══ DATA SHOWN

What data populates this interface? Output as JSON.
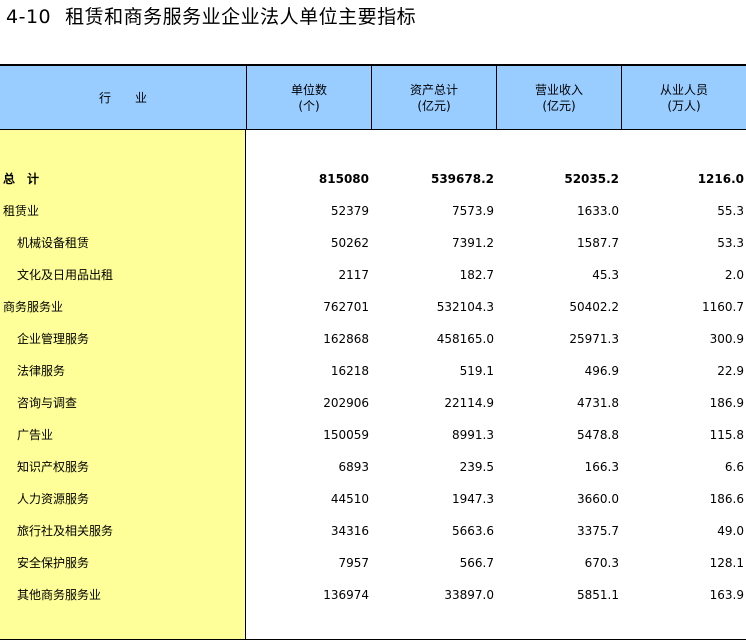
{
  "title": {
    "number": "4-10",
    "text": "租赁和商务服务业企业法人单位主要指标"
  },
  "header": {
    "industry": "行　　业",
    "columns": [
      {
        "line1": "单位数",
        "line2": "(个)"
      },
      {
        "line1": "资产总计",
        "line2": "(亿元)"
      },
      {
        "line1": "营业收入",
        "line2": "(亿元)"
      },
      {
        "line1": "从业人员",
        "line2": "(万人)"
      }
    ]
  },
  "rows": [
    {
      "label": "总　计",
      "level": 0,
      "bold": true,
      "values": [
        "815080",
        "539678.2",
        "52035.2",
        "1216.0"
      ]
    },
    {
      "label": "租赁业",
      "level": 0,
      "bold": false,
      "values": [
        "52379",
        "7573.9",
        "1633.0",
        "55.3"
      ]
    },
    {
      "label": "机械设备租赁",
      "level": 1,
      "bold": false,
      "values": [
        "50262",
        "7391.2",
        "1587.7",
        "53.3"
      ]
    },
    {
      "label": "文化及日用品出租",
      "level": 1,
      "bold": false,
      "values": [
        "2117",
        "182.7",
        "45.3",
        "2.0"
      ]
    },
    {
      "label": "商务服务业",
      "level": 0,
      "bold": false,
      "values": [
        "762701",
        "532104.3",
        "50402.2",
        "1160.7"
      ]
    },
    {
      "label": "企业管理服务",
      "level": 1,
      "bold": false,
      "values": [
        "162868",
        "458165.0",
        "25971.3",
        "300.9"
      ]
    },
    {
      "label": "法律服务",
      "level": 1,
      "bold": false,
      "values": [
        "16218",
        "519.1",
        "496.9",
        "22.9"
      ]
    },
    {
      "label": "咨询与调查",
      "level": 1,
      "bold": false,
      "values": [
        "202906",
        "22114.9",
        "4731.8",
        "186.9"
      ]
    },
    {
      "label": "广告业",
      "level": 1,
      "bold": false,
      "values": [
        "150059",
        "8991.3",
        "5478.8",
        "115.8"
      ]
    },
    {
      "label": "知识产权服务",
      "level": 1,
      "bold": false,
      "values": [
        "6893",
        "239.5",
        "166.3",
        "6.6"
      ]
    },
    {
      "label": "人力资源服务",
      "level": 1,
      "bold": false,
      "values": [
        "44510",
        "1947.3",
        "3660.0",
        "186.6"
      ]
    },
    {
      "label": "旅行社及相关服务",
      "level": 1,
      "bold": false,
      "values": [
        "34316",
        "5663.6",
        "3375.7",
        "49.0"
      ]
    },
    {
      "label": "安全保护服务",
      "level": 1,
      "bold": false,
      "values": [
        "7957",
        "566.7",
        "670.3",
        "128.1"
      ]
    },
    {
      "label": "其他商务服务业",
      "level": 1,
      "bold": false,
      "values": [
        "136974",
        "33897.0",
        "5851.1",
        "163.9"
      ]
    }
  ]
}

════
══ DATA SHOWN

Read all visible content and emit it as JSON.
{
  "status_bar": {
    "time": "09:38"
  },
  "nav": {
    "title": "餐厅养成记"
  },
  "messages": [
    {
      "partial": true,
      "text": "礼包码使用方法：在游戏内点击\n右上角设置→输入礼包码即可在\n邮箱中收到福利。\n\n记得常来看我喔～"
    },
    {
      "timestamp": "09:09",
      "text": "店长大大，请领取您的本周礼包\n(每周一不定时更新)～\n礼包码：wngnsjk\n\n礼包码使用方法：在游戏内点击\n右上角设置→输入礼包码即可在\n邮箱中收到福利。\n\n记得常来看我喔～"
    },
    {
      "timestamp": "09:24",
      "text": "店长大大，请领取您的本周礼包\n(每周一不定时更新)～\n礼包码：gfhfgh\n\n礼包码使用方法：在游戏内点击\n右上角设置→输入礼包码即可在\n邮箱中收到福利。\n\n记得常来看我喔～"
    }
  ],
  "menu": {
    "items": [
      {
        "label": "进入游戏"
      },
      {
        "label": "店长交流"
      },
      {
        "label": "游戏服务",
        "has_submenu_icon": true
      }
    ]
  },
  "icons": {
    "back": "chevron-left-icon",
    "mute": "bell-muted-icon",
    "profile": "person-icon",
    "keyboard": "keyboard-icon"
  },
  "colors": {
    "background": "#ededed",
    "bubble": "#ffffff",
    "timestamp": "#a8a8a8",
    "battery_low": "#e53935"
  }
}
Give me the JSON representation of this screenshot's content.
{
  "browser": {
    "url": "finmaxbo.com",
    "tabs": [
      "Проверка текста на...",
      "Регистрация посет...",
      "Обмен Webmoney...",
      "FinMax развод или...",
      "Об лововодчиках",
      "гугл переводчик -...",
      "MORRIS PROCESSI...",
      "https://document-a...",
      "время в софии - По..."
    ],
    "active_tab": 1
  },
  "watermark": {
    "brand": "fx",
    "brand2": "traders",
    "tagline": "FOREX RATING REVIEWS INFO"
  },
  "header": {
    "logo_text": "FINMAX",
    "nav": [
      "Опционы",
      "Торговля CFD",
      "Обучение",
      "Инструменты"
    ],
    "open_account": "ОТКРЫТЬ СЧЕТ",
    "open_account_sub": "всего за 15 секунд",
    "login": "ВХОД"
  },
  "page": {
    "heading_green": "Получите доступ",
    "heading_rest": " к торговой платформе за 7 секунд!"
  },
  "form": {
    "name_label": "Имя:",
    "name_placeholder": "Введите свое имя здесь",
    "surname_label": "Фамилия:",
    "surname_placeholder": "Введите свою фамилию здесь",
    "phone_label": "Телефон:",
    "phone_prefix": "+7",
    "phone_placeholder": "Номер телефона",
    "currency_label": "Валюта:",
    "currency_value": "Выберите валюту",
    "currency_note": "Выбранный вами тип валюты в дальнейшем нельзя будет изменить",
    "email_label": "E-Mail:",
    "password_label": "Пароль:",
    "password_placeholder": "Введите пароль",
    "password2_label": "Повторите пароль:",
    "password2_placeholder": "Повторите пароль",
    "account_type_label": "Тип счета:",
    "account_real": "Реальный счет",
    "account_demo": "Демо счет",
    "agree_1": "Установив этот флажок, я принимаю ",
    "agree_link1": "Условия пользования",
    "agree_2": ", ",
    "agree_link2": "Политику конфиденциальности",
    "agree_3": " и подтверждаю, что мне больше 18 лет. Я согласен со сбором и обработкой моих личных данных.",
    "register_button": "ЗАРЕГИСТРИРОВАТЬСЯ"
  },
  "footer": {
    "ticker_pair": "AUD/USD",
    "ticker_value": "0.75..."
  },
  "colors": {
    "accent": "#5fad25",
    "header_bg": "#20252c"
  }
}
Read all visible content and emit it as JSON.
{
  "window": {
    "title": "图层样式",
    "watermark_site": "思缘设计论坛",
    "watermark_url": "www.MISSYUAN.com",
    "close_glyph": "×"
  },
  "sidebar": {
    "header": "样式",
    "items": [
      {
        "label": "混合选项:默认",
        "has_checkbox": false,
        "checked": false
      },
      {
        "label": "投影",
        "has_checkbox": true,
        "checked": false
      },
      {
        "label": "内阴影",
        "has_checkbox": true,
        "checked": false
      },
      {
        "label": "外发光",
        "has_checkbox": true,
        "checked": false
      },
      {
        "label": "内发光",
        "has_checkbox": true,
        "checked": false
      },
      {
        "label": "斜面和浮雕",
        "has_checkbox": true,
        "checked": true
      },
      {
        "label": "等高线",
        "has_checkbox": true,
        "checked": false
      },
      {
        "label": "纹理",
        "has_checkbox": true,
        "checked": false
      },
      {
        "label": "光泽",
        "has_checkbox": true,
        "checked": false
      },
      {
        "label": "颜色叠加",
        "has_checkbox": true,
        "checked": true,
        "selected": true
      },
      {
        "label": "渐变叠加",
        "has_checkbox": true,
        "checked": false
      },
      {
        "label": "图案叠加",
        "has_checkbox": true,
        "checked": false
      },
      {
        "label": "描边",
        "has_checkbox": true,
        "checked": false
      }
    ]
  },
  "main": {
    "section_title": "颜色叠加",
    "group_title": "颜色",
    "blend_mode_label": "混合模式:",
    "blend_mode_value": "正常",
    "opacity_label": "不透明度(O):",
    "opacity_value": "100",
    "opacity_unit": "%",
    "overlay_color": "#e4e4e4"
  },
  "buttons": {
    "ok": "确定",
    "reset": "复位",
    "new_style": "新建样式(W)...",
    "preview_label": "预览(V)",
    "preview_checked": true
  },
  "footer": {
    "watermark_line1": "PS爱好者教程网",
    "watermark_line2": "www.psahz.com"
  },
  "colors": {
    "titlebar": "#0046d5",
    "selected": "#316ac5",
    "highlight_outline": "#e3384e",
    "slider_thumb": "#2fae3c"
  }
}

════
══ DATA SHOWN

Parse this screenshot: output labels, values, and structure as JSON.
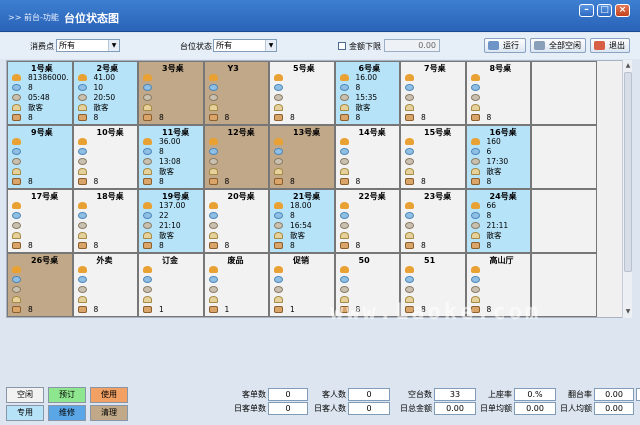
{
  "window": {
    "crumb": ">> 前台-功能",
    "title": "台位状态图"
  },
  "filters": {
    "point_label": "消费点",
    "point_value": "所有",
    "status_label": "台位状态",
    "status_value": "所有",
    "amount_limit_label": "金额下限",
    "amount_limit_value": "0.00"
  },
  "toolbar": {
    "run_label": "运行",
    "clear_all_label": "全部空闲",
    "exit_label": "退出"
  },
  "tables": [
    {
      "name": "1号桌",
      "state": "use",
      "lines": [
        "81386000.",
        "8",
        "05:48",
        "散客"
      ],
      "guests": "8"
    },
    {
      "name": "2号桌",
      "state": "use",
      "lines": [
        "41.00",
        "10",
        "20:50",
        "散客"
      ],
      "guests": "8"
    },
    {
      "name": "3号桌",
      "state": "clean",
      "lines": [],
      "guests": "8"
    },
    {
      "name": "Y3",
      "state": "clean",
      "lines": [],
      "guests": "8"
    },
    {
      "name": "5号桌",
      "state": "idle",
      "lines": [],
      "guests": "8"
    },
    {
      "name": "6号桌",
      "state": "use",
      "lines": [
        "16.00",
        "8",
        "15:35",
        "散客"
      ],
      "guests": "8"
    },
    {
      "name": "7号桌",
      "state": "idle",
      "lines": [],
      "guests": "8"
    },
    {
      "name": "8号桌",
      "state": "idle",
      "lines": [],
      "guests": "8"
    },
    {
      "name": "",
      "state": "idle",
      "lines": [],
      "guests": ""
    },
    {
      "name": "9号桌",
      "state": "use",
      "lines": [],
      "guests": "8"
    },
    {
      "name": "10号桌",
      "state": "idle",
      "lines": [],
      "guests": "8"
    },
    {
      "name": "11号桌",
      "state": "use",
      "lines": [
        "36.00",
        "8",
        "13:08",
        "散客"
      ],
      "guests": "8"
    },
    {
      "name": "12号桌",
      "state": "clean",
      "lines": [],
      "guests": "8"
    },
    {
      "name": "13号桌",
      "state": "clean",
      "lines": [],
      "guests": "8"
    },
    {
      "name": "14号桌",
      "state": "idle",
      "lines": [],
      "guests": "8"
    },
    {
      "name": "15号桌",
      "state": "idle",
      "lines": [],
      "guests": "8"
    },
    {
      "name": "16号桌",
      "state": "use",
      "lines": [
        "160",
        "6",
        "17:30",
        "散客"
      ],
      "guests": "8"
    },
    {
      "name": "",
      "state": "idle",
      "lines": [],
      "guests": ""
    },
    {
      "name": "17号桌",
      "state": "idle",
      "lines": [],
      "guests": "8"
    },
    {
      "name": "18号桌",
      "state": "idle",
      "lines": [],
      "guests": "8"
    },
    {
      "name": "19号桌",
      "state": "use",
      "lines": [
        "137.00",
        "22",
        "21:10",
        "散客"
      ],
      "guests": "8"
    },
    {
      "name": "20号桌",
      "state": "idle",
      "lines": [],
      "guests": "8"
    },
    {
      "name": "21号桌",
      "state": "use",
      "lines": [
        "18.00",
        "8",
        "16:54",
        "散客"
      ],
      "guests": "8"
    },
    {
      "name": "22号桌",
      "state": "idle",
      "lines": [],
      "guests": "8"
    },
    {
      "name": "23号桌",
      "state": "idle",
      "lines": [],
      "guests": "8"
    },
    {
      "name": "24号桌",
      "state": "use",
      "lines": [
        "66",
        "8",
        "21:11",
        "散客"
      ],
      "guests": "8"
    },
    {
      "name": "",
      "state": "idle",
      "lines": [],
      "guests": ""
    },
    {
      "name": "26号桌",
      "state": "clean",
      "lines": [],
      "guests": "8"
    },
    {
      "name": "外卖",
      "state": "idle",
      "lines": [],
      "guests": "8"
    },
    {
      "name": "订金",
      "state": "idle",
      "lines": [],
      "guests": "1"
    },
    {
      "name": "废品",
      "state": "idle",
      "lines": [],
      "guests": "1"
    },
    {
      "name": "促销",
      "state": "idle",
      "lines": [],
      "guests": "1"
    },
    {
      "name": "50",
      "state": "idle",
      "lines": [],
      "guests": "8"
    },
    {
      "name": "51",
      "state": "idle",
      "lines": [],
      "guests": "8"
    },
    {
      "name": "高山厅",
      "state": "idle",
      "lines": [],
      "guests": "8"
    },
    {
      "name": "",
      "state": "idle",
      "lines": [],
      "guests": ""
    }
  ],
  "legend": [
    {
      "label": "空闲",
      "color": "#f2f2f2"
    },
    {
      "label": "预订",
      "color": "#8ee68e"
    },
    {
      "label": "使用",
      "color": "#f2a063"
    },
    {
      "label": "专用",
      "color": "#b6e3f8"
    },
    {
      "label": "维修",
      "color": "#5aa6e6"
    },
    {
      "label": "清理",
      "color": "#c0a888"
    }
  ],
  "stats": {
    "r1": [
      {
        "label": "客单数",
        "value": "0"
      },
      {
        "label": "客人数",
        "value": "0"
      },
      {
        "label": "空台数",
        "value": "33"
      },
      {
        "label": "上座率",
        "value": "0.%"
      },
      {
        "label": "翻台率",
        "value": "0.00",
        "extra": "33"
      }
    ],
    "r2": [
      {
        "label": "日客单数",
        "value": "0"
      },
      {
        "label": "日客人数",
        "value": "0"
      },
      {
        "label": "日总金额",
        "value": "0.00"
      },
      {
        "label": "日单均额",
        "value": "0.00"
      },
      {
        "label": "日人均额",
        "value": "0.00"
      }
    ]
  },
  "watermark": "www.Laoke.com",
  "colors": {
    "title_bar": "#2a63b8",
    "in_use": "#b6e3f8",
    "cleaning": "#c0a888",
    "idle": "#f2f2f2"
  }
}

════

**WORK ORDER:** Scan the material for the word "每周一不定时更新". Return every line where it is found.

**OUTPUT BELOW:**
      "text": "店长大大，请领取您的本周礼包\n(每周一不定时更新)～\n礼包码：wngnsjk\n\n礼包码使用方法：在游戏内点击\n右上角设置→输入礼包码即可在\n邮箱中收到福利。\n\n记得常来看我喔～"
      "text": "店长大大，请领取您的本周礼包\n(每周一不定时更新)～\n礼包码：gfhfgh\n\n礼包码使用方法：在游戏内点击\n右上角设置→输入礼包码即可在\n邮箱中收到福利。\n\n记得常来看我喔～"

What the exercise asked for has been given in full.